## Task goal
Pull every line that includes the word "title" from the data.

[Opening Data to examine section]

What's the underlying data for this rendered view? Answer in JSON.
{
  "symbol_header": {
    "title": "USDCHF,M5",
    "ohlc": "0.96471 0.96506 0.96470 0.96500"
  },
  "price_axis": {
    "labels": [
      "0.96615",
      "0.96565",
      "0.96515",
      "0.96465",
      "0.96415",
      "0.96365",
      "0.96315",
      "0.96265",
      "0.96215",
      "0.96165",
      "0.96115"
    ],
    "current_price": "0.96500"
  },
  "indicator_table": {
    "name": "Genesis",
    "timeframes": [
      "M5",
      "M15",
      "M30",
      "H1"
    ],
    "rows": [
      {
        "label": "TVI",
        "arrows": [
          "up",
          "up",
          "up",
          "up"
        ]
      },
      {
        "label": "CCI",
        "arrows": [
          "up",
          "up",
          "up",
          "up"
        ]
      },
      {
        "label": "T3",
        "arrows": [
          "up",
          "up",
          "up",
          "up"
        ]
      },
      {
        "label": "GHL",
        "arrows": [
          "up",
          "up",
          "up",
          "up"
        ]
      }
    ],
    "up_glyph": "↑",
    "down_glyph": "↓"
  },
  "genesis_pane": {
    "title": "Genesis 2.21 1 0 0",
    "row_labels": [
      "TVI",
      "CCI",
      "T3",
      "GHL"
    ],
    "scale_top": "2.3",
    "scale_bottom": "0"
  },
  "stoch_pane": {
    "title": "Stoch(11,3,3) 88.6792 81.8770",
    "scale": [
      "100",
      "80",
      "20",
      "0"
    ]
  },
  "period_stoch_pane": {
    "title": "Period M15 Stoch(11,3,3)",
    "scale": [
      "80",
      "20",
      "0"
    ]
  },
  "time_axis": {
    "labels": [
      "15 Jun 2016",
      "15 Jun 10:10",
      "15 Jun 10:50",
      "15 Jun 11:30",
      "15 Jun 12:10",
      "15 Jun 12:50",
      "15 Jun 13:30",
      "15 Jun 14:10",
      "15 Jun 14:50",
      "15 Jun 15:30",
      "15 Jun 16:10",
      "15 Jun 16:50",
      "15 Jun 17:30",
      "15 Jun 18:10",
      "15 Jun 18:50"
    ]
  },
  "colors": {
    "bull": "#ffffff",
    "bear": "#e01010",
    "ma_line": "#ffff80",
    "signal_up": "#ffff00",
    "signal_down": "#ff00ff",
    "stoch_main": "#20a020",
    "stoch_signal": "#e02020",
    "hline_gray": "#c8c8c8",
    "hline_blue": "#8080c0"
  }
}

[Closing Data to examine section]

## Output of the exercise
    "title": "USDCHF,M5",
    "title": "Genesis 2.21 1 0 0",
    "title": "Stoch(11,3,3) 88.6792 81.8770",
    "title": "Period M15 Stoch(11,3,3)",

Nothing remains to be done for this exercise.